I started to think that the key would be just lucking out and having Reid use the clock correctly at least once. Then he’d be able to clearly see what the whole thing was about, and I could lavish him with praise and perhaps he would want to keep doing it every night. So that night I kept him up a bit later and set the alarm a little bit earlier, hoping the combination would work out better.

Well, the next morning, Reid slept in. And just before 6 a.m. — when the alarm was set to go off — my husband turned to me and said, “Wait, did you set that monkey clock last night?”

Then we realized that, yep, that stupid clock was going to go off in a few minutes time and wake our child, who had decided miraculously to sleep past the sunrise. Craaaaaap.

My husband tried to stealthily slip into Reid’s room to grab the clock, but Reid began to stir when he opened the door, and then THE ALARM WENT OFF. Matt fumbled desperately in an attempt to turn it off, but the damage was done — not only was Reid awake, but he was cranky because he hadn’t actually wanted to get up. Awesome.

So, that day, in a fit of rage and frustration, we took the batteries out of the stupid clocks and waved the white flag. Thanks for nothing, Momo.

Just A Really Expensive Lovey

The most interesting thing about the sleep clocks? Even though the twins never used them for their actual purpose, and even though we’d given up and taken out the batteries, they both not only insisted on keeping them in their rooms, but in bringing them into bed with them like a stuffed animal. I couldn’t understand why, but they both seemed to really love those lame-o clocks, so who was I to argue.

I couldn’t help but be annoyed though — I mean, if all they’d end up doing with the sleeptrainer clocks was cuddling in bed with them, then I could have saved myself both energy and money and just picked up some nice, soft, cuddly toys. Sigh.

Well, We Gave It A Shot

It’s pretty safe to say that trying out sleep training clocks didn’t even sort of work for us. I had hope in the beginning, but I think I always knew that they wouldn’t be a magic wand the way they seemed to be for others. I’d asked around for tips and advice from friends prior to starting the experiment, but for some reason, we couldn’t replicate their results. And I was totally bummed about it because, seriously, how awesome would it be to be able to set your kids’ sleep according to an alarm clock?

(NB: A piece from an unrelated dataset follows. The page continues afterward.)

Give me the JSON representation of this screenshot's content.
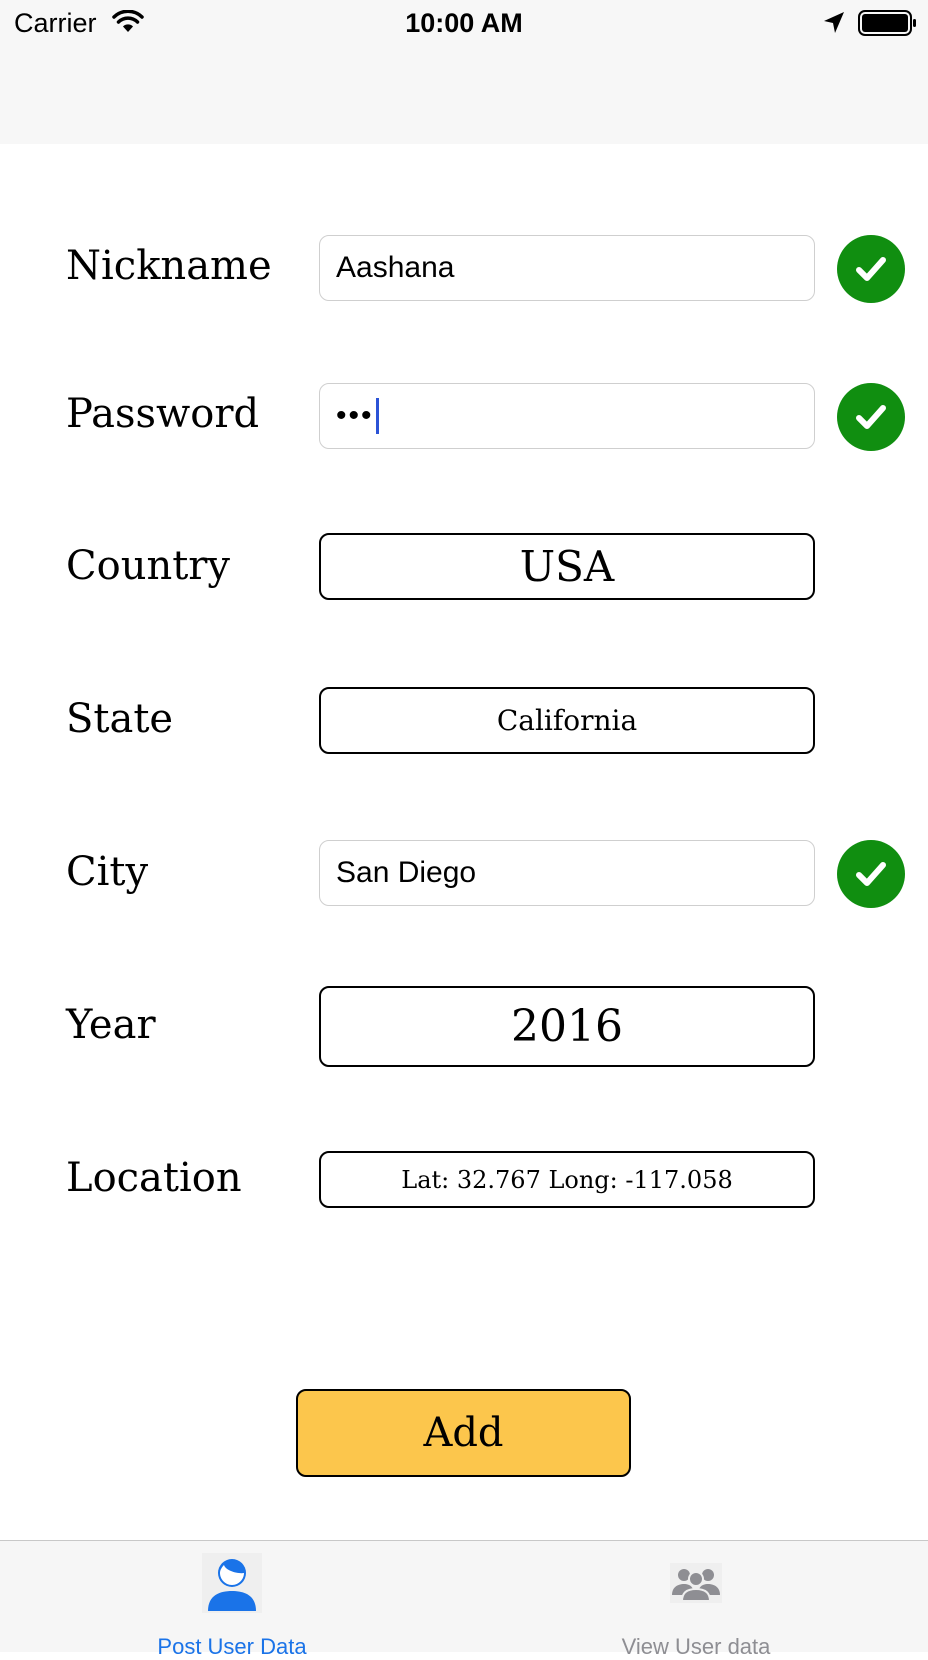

I’m sure that sleep trainer clocks still totally work for some kids, and of course there are lots of factors involved — sleep styles, temperament, personalities, night time routines, the age of the child or their comprehension level. Maybe we’d have had better luck if the kids were older and could grasp the idea better, or maybe if we’d actually started using the clocks earlier, right when we’d switched them to toddler beds? Who knows. But hey, at least we tried, right?

Images: Courtesy of Alana Romain (5)